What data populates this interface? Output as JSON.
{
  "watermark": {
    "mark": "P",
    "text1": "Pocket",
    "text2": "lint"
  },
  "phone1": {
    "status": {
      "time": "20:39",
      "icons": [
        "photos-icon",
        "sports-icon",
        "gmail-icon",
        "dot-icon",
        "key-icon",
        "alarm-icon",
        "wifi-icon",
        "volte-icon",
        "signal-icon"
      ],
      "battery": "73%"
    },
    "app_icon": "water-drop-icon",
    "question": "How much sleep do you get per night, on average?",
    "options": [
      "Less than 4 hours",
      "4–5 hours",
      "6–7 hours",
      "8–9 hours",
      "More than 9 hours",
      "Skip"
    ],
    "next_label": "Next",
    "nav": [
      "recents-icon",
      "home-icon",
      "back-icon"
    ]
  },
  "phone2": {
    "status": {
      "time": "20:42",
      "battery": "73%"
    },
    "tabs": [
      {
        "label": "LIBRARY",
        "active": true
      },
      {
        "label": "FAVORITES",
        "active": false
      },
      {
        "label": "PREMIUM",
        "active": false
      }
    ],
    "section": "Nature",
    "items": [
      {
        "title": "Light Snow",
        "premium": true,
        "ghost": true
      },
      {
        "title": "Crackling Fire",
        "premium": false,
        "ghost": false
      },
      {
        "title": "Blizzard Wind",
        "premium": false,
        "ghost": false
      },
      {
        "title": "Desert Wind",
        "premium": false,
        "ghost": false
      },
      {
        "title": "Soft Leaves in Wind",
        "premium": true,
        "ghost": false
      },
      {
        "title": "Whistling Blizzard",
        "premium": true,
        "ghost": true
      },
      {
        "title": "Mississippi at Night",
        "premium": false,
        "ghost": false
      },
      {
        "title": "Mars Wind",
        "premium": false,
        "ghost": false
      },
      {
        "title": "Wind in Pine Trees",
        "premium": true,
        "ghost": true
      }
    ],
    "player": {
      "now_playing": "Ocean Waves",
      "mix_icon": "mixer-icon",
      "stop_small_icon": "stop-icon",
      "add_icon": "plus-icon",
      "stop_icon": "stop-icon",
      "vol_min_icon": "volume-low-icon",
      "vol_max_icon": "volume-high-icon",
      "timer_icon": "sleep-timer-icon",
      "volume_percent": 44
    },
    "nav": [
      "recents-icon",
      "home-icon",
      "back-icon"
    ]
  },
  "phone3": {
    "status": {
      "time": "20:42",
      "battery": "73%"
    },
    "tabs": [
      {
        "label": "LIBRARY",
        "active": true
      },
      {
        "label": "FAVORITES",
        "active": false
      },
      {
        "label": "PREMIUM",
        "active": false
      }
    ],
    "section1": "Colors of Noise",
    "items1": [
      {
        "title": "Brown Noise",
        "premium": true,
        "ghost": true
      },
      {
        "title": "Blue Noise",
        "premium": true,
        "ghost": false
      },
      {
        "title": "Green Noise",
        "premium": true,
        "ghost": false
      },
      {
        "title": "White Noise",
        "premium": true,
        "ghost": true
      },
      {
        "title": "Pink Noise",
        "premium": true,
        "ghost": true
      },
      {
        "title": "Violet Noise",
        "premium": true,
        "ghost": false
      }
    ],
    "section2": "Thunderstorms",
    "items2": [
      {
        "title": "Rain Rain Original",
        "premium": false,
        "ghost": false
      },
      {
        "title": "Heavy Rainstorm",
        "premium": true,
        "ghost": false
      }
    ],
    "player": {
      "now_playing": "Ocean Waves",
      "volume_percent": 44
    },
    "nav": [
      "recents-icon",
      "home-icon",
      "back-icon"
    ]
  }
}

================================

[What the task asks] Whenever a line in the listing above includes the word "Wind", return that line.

[Output for this exercise]
        "title": "Blizzard Wind",
        "title": "Desert Wind",
        "title": "Soft Leaves in Wind",
        "title": "Mars Wind",
        "title": "Wind in Pine Trees",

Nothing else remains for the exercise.